Donations Click Here

Girl’s wearing kippot

Question:

Hi Rabbi,
My brother’s school, a school that I used to go to, requires both boys and girls to cover their heads during tefila, Judaic classes, and eating – including by wearing a kippah. On a social media post of theirs, I saw that all the boys and girls were wearing Kippot so I commented and asked why they require girls to wear kippot. They responded as follows “school policy regarding head coverings reflects our commitment to tradition and to egalitarian values. Both boys and girls are expected to cover their heads during prayer and when eating. Given the diversity of our community, some students may choose to wear head coverings throughout the day. Students come to school prepared with a head covering; appropriate choices include kippot, scarves and hats.” How should I respond to them? Is there any halachic basis for their policy? Is their policy in violation of Halacha? If there were any interesting sources on this topic that you think are relevant I would love to see.

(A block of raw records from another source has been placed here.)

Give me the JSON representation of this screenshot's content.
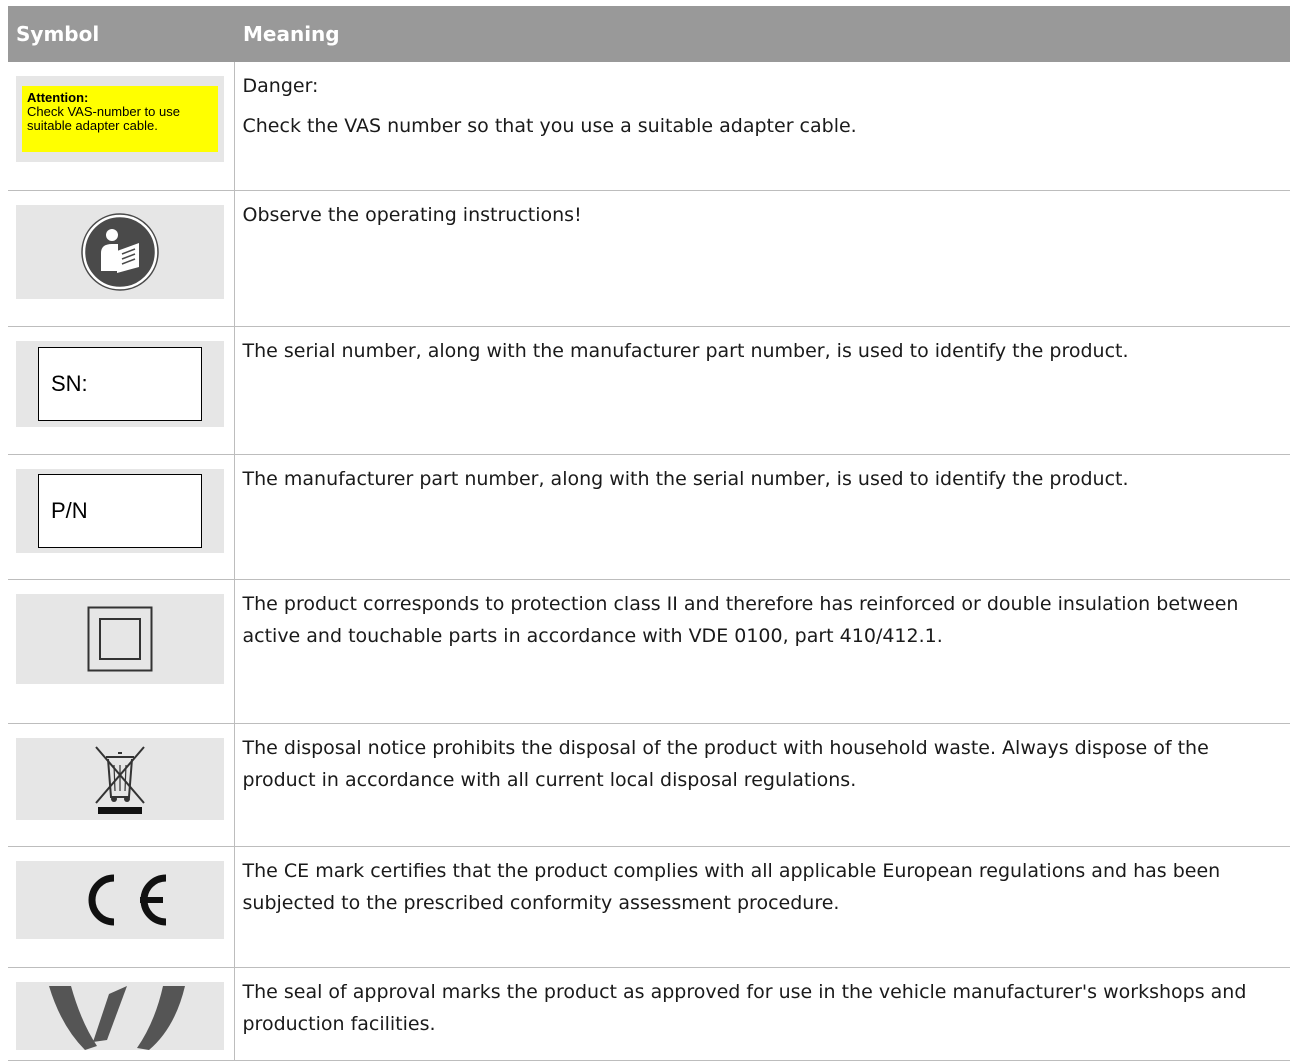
{
  "header": {
    "symbol": "Symbol",
    "meaning": "Meaning"
  },
  "rows": [
    {
      "icon": "attention-label-icon",
      "label_title": "Attention:",
      "label_line1": "Check VAS-number to use",
      "label_line2": "suitable adapter cable.",
      "meaning1": "Danger:",
      "meaning2": "Check the VAS number so that you use a suitable adapter cable."
    },
    {
      "icon": "operating-instructions-icon",
      "meaning1": "Observe the operating instructions!"
    },
    {
      "icon": "serial-number-label-icon",
      "label_text": "SN:",
      "meaning1": "The serial number, along with the manufacturer part number, is used to identify the product."
    },
    {
      "icon": "part-number-label-icon",
      "label_text": "P/N",
      "meaning1": "The manufacturer part number, along with the serial number, is used to identify the product."
    },
    {
      "icon": "protection-class-ii-icon",
      "meaning1": "The product corresponds to protection class II and therefore has reinforced or double insulation between active and touchable parts in accordance with VDE 0100, part 410/412.1."
    },
    {
      "icon": "weee-crossed-bin-icon",
      "meaning1": "The disposal notice prohibits the disposal of the product with household waste. Always dispose of the product in accordance with all current local disposal regulations."
    },
    {
      "icon": "ce-mark-icon",
      "meaning1": "The CE mark certifies that the product complies with all applicable European regulations and has been subjected to the prescribed conformity assessment procedure."
    },
    {
      "icon": "seal-of-approval-icon",
      "meaning1": "The seal of approval marks the product as approved for use in the vehicle manufacturer's workshops and production facilities."
    }
  ]
}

Thank you very much and have a restful and enjoyable Shabbos

Answer:

Thank you for your question.

It seems clear from the person’s answer that the reason for their wearing kippot in school is coming from an egalitarian angle, and not from a traditional one. In Jewish tradition, boys wear kippot, and girls don’t. In Jewish tradition, men and women we are taught that men and women have different bodies, physical, emotional, and phycological strengths and weaknesses, and each one was given by God a different job and purpose in the world that He created. Men are obligated in certain mitzvot that women are not, because if the nature of the job that they are destined to fulfill in this world. Women therefore are specifically exempt from numerous mitzvot because they are busy fulfilling God will and caring for their children and family. Men don’t have pregnancies, childbirths nor nurse, and women to impregnate. Each has their job, and the tools needed for that job, very similar to a dentist, and a lawyer that have different tools because they have different jobs. In fact, the Torah forbids men and women from wearing the opposite gender’s clothing. This prohibition is written in Deuteronomy 22-5, that men and women should not wear each other’s clothing. Kippot are traditionally won by men, not women, and women should not be wearing kippot- because they are not men- they are women. When they will be married, they will then cover their heads, (at least when they are in public), even when they are not praying or saying brachot.

As a side point, if the girls would like to come to school, and wear a scarf, or women’s hat during prayers, although it is not in line with the above stated ideas, it will not be a violation of halacha, because they are not wearing a man’s type of garment.

It should however be noted that you are not obligated to answer to what the person responded. In fact, I would advise you not to answer the person, because, they are not interested in hearing what you have to say, and you will not change them in such a forum, and it most probably will just cause a fight. If the school would be interesting that the student body keep in line with Jewish tradition, they would obligate the (male) students to wear kippot the whole day, and not just during prayer times, (as stated in Shulchan Aruch – Orach Chaim 2-6, and Mishna Berura 2-22). Instead of not obligating the boys to wear kippot, when they should, and instead obligating the girls to wear them. Nevertheless, you should know the answer for yourself.

Best wishes

Sources:

 

Deuteronomy 22-5, Shulchan Aruch Yoreh Deah 181-5, Orach Chaim 2-6.

Leave a comment

Your email address will not be published. Required fields are marked *